3. Rent it out. Maybe you already have a house or maybe you just can’t imagine living in the same house your old folks did. Renting is a good alternative if you want the inheritance but can’t live in it. This is also a great way to add an extra source of income. However, be ready to set aside a budget for the repair and upkeep of the property.

4. Sell the inherited property. If you’d rather get rid of the property, you can sell it instead. However, you have to be ready to go through the items in the home and sort them out. This will give you the opportunity to sift through the person’s belongings and keep those that may hold a sentimental value for you or the family. If this task is too demanding (mentally and physically) for you, you of course have the option to hire a team to do this instead. As for the belongings, it’s up to you to donate them, hold a yard sale, or even open an estate sale. Once the home is cleared, do the necessary repairs and be ready to stage the home, then hire a real estate agent.

Does selling the inherited property not sound that appealing to you anymore, considering the long process you have to go through? You still have another option. Instead of the traditional method, you can sell your home for cash and skip the repairs, staging, etc. If you choose this route, your home will be bought as-is for a fair market value. You will also get to keep the proceeds of the sale since there’s no commission fee to pay. And the best part is, this process is a lot quicker.


Inheriting a property is a complex process. While it can be a potential financial windfall, it can also carry some responsibilities which can be both emotionally and physically draining on your part.

If you decide to sell the inherited property but don’t want to go through the hassle of repairing, renovating, staging, etc., We Buy Any House Fast has the solution.
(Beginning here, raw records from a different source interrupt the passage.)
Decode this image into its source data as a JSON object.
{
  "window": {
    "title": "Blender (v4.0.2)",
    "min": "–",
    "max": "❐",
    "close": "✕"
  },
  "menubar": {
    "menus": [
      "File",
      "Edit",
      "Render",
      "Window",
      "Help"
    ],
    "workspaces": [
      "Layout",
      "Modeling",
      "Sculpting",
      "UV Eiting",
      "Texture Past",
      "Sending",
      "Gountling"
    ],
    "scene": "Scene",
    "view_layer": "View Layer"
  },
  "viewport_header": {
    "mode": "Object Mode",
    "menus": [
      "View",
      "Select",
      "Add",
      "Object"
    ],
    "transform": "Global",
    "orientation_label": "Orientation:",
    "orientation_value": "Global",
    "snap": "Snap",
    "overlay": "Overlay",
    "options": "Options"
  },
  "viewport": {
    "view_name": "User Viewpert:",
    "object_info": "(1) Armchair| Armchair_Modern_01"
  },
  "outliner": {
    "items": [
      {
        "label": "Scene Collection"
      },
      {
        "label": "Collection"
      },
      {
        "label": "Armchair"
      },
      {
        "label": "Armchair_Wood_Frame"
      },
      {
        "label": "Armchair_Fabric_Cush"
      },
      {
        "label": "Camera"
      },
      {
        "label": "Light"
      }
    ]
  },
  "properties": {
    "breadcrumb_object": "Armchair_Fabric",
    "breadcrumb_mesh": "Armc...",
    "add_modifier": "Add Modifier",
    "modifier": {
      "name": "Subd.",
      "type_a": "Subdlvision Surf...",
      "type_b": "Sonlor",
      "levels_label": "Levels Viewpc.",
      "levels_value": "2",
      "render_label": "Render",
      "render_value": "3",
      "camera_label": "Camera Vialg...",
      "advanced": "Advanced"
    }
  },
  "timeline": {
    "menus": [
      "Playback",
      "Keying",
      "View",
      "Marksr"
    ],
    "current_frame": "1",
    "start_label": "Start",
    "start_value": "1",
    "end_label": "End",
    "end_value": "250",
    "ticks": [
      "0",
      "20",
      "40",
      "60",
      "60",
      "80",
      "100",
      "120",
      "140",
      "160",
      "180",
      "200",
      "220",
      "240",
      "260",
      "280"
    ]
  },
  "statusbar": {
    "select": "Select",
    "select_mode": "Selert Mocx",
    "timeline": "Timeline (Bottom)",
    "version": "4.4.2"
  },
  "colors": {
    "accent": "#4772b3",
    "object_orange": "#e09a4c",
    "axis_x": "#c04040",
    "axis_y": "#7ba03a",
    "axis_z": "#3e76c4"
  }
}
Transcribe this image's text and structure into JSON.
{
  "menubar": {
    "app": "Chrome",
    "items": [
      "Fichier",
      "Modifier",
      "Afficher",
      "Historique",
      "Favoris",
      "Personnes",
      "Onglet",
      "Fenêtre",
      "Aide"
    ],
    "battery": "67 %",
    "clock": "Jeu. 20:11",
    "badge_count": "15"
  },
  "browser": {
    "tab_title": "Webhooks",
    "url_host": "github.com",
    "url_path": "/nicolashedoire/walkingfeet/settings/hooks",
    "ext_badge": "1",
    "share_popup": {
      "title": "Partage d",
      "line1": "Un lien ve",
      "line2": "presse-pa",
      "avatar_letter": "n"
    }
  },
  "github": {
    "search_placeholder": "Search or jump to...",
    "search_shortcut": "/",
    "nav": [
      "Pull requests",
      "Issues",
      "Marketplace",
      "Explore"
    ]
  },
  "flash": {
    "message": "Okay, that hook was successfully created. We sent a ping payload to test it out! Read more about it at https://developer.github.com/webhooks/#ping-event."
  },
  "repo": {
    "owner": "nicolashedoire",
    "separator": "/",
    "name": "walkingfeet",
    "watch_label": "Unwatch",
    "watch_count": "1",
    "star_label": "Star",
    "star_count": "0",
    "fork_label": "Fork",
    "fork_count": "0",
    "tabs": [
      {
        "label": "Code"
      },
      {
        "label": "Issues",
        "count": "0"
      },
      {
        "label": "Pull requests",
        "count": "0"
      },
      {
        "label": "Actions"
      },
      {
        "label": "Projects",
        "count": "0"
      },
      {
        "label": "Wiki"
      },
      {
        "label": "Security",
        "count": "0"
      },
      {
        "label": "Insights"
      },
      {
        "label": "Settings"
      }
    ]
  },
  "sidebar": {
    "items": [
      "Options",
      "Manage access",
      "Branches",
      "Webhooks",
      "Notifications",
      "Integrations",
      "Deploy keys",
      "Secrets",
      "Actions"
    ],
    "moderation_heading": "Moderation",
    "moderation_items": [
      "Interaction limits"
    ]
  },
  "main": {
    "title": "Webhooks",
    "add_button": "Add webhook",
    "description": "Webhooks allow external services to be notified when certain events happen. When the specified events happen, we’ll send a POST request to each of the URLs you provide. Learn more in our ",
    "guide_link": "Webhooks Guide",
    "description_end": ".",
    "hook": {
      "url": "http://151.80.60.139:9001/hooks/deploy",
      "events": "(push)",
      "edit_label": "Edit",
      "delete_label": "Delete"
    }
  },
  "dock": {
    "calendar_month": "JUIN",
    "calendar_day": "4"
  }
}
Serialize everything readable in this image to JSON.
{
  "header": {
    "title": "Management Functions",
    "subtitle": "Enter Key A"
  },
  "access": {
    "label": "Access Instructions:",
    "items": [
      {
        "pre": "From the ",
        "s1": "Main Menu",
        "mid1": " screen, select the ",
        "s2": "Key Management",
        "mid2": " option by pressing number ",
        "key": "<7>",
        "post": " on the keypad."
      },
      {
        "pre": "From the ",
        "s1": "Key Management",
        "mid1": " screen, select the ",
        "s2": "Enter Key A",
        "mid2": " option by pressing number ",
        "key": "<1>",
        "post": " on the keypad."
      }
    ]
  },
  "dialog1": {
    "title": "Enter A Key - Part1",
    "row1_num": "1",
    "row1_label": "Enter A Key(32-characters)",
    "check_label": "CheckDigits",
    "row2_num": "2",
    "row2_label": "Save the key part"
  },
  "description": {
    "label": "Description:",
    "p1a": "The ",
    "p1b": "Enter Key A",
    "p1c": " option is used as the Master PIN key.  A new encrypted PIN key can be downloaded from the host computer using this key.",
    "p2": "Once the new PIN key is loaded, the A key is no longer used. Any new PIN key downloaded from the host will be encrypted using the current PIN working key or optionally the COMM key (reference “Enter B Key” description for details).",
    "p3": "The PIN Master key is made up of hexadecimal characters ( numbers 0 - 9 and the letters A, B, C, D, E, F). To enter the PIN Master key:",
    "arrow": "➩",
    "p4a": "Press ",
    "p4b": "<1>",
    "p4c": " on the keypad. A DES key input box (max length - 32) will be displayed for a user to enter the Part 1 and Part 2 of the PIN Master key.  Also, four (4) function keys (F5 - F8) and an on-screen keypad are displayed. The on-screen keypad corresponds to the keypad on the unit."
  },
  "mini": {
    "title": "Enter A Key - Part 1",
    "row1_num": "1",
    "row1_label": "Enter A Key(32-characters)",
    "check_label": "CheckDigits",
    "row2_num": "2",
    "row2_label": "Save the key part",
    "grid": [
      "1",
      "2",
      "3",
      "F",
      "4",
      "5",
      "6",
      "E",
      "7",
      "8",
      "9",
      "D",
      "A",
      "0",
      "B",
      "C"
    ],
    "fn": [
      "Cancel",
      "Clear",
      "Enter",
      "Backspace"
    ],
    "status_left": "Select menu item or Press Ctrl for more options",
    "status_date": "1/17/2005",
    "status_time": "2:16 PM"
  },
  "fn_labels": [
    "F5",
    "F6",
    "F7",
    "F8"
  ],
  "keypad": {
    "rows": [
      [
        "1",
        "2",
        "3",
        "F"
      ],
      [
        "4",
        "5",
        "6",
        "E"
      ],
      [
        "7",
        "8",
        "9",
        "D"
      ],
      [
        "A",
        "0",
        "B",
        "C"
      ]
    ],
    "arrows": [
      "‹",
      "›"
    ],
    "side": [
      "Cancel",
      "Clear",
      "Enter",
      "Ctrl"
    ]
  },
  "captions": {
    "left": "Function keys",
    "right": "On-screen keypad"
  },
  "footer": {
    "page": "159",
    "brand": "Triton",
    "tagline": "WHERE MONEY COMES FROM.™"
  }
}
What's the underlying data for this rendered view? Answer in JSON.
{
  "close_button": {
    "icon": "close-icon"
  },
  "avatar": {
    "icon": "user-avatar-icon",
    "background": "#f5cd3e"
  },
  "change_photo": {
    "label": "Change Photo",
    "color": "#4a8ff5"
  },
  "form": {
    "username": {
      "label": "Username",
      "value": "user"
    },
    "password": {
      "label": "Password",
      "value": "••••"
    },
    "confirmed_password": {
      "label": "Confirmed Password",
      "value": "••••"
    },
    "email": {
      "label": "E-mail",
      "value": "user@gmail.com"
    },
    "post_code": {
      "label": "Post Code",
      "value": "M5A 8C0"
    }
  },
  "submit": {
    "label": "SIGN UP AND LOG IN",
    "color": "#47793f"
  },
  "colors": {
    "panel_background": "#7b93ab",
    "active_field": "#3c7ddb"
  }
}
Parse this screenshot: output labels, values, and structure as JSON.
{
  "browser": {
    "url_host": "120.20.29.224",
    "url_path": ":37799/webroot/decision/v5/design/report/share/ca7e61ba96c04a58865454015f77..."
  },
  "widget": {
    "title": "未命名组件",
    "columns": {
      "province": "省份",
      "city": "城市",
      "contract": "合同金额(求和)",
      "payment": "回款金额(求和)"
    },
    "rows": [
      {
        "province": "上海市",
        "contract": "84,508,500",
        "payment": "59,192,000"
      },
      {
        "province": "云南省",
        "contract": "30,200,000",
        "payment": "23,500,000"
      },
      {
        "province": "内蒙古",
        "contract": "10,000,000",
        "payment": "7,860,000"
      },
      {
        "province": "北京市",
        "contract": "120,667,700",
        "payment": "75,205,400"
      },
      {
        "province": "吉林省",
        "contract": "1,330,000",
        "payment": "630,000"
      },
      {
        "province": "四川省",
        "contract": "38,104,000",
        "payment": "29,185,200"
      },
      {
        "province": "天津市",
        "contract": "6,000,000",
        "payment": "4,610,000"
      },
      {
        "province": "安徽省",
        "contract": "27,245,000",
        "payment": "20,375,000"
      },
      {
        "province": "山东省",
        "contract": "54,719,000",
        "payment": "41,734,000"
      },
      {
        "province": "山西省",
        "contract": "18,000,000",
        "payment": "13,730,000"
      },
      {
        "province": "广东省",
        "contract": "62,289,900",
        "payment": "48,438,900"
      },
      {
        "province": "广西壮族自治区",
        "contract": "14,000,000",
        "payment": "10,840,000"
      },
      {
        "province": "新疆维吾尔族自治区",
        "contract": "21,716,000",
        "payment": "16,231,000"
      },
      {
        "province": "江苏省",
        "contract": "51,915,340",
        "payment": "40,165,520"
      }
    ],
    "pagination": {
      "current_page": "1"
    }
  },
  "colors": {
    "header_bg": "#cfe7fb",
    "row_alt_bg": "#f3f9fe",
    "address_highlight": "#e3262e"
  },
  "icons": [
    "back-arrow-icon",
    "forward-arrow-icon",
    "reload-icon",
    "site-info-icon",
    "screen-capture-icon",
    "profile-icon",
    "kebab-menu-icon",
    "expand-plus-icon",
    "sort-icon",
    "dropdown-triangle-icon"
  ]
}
Call us at 800-976-SOLD to learn more about how to sell your home fast for cash or fill out the simple form here to get your cash offer in 24 hours.